Entries taken from a collection =
════

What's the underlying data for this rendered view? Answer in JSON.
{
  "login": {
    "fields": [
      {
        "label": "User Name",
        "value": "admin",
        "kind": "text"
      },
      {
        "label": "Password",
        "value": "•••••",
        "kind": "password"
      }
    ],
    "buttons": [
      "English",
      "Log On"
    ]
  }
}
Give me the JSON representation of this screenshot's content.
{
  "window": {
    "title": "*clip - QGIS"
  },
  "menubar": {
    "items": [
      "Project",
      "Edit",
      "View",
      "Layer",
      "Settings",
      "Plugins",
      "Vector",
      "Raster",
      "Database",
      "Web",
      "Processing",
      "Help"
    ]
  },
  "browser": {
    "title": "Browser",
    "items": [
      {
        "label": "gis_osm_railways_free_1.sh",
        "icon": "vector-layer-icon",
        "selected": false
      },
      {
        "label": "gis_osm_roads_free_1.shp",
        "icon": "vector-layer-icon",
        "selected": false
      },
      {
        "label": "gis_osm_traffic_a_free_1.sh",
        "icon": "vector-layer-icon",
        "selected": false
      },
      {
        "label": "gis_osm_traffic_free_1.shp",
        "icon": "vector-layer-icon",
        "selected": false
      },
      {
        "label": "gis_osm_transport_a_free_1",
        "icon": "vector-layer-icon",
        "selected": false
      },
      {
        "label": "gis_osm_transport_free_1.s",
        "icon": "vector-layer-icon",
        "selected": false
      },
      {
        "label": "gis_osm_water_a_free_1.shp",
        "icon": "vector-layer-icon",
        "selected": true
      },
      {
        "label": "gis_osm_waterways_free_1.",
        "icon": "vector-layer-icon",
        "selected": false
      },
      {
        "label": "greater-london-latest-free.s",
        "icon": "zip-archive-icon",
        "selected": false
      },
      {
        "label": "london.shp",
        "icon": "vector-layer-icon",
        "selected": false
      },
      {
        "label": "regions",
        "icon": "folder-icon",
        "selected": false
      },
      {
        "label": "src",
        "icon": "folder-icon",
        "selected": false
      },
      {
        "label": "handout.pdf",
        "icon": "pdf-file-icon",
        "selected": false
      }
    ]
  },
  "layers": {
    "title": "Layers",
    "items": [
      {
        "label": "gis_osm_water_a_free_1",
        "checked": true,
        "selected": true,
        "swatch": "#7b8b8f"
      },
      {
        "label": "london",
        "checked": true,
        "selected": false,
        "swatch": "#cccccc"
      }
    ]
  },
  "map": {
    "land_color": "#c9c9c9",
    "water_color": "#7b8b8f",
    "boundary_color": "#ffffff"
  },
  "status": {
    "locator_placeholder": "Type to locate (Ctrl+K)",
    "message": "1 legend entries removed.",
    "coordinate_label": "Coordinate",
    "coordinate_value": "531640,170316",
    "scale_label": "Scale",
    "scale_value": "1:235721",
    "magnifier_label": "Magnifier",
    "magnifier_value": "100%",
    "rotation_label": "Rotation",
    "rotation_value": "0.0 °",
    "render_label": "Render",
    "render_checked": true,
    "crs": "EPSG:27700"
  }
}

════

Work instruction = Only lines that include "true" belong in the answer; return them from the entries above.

Exercise solution =
        "selected": true
        "checked": true,
        "selected": true,
        "checked": true,
    "render_checked": true,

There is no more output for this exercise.